Energy Drinks and Your (Teen’s) Teeth

Even the smallest children understand that sugar is bad for your teeth. We tell our little ones about Sugar Bugs (plaque) that dig in and put holes in their teeth, and extol the virtues of brushing and flossing to get rid of plaque. We also remind them that too much candy, sweetened fruit juice, and other sugar is “bad” for their teeth. But something we may not always warn them about is the devastating effect of acid on teeth.

Some of the most acidic products our children have access to are energy drinks. They’ve become the new soda, the new sports drink, and teenagers in particular are drinking them every day.
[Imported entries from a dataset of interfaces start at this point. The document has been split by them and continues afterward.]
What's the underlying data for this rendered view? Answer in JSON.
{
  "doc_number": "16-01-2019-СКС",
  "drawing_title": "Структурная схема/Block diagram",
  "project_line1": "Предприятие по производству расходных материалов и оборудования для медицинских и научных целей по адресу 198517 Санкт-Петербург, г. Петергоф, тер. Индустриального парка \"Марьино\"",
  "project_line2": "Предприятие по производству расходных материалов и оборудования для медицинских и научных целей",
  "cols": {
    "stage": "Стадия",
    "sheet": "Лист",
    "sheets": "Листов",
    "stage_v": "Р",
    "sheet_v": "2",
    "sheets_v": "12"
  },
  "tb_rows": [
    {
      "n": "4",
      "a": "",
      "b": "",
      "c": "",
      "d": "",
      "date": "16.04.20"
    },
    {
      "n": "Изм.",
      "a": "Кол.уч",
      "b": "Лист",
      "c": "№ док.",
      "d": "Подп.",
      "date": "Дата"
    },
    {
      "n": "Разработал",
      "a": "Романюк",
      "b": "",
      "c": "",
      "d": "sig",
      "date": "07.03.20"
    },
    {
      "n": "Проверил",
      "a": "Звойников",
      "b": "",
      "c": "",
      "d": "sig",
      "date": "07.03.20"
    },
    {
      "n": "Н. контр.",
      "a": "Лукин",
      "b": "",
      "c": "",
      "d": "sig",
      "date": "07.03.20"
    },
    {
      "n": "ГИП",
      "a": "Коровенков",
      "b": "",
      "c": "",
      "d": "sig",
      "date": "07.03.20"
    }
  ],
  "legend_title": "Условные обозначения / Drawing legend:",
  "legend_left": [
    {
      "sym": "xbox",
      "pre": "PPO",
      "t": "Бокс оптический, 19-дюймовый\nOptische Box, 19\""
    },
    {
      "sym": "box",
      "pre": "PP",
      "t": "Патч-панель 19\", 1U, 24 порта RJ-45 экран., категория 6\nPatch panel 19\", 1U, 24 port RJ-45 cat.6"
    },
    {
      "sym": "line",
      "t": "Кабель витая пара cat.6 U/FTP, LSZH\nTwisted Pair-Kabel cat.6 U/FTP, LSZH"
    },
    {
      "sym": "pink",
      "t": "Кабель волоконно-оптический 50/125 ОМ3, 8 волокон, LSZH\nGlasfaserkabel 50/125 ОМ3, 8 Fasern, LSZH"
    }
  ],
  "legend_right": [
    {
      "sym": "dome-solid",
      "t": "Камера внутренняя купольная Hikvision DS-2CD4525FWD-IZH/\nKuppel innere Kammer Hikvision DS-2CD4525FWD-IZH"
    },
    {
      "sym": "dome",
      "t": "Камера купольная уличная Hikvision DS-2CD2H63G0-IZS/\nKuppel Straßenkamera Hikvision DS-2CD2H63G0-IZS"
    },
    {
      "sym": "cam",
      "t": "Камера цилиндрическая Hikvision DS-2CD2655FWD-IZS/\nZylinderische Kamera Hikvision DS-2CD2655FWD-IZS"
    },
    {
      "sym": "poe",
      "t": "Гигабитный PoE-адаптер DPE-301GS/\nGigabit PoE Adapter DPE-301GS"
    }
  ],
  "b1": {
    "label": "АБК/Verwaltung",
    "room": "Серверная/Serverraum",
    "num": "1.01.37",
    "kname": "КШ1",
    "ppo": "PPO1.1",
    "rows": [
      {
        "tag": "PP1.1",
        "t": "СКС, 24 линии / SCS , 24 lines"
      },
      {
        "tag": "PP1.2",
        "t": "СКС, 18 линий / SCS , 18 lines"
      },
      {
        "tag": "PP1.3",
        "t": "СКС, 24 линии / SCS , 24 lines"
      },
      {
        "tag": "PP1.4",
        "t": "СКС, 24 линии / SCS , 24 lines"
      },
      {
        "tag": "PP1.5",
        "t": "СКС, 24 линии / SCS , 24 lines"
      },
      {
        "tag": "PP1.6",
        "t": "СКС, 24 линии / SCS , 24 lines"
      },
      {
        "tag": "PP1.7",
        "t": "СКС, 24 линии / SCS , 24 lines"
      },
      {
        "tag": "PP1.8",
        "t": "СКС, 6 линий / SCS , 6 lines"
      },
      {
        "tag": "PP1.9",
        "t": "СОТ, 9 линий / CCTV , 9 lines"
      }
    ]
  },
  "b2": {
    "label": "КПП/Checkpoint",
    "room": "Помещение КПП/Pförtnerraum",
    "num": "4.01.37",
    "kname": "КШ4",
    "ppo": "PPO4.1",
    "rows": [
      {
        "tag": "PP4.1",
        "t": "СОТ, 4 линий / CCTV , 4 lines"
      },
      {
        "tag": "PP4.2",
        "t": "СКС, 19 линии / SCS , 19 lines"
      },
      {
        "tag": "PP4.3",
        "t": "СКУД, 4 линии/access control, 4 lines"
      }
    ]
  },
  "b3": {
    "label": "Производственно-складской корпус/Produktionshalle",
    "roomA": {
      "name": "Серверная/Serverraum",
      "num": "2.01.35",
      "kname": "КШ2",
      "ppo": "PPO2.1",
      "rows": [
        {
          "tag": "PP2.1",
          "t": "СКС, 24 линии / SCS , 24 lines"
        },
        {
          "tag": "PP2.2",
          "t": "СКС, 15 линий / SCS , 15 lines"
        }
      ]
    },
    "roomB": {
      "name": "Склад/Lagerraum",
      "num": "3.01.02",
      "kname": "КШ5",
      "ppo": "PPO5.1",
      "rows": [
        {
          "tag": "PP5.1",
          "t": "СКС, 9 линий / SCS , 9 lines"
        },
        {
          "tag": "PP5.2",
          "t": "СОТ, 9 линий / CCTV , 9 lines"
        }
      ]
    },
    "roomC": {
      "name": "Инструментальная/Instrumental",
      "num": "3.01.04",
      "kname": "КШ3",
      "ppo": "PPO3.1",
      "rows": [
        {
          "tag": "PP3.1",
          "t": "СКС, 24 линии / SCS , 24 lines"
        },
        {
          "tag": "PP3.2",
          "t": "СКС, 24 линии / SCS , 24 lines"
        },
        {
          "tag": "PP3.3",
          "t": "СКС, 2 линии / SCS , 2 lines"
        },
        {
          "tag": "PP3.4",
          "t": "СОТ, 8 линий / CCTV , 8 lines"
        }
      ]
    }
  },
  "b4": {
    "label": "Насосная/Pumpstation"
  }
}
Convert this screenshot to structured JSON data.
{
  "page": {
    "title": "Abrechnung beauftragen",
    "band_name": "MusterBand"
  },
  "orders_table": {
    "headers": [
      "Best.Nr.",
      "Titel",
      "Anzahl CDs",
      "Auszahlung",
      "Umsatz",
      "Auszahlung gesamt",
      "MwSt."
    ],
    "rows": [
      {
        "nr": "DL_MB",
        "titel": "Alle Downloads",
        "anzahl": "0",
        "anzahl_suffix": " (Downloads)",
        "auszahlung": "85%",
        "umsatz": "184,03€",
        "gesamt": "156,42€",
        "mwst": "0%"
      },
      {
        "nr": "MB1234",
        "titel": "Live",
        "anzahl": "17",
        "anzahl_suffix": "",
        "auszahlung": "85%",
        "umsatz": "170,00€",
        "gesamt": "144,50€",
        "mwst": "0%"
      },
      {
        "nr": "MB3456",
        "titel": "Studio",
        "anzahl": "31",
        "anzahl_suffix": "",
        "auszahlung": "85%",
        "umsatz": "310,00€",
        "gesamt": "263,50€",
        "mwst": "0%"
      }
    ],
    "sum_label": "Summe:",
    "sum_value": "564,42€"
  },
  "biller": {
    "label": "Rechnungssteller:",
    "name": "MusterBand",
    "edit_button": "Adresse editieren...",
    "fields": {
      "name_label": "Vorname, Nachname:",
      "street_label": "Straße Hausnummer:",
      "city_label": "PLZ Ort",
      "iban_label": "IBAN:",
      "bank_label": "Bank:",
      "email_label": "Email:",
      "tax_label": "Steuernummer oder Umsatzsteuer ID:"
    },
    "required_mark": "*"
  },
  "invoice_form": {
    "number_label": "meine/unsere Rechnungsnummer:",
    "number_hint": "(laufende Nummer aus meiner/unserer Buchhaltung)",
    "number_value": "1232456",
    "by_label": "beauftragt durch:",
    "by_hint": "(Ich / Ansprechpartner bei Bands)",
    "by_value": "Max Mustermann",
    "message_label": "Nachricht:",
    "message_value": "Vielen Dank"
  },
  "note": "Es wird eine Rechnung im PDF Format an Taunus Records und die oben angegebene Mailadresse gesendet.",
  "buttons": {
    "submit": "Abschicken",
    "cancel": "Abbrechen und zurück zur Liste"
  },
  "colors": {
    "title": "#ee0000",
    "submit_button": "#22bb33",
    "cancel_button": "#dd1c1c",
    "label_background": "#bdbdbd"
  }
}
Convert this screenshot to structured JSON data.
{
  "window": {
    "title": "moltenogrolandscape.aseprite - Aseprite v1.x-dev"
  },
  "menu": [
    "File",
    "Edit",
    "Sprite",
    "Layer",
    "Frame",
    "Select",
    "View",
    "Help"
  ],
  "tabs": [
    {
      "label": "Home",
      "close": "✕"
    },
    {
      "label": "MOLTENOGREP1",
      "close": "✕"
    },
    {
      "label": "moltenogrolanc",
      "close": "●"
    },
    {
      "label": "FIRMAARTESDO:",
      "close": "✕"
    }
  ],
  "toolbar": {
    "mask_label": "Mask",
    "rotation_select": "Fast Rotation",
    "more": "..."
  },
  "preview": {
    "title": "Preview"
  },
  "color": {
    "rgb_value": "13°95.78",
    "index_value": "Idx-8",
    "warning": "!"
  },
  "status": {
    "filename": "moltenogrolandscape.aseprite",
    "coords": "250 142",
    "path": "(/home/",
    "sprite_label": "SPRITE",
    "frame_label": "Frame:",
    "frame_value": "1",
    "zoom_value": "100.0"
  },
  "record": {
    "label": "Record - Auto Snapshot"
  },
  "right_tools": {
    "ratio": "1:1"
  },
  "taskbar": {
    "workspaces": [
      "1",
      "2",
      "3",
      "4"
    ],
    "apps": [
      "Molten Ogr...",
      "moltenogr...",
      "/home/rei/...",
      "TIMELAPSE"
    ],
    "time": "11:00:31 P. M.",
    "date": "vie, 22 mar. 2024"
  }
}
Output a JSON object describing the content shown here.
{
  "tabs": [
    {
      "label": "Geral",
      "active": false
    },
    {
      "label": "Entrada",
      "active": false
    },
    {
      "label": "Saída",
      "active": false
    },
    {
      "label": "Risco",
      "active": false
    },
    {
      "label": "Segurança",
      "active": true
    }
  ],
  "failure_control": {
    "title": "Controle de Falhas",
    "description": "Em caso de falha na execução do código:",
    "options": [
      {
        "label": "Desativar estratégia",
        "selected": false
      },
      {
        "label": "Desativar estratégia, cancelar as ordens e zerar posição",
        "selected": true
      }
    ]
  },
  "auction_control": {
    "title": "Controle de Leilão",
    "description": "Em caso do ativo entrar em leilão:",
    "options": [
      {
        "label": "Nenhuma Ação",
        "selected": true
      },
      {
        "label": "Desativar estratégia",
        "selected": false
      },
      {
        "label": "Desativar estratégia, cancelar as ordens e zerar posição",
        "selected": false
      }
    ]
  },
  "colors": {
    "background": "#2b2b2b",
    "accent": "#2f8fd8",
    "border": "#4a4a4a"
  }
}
Some of them are “sugar free,” which may lead parents to believe they’re not too damaging to young teeth. But this isn’t the case.

Most energy drinks contain high amounts of citric acid. This is a common preservative that also enhances flavor; but one other thing is does very well is strip the enamel from teeth. Once enamel is gone, it isn’t replaced, leaving teeth vulnerable and unprotected against plaque, cavities, and decay.

An estimated 30-50% of teenagers drink energy drinks with some regularity. Studies have shown these drinks, more than sports drinks or even soda, contain high amounts of citric acid and have deleterious effects on tooth enamel. Excess citric acid an also cause kidney stones and loss of bone mass.

The things that are good for your body are generally good for your teeth, too, and the opposite holds true as well. Energy drinks may be delicious, and they may give a tired student that extra “kick” he thinks he needs to make it through the day. But parents need to be aware of the dangers of these drinks. Helping your adolescent to eat healthy food, drink healthy beverages such as water and milk, stay active, and get plenty of sleep will pay off in dividends. His entire body will be healthier—including his teeth!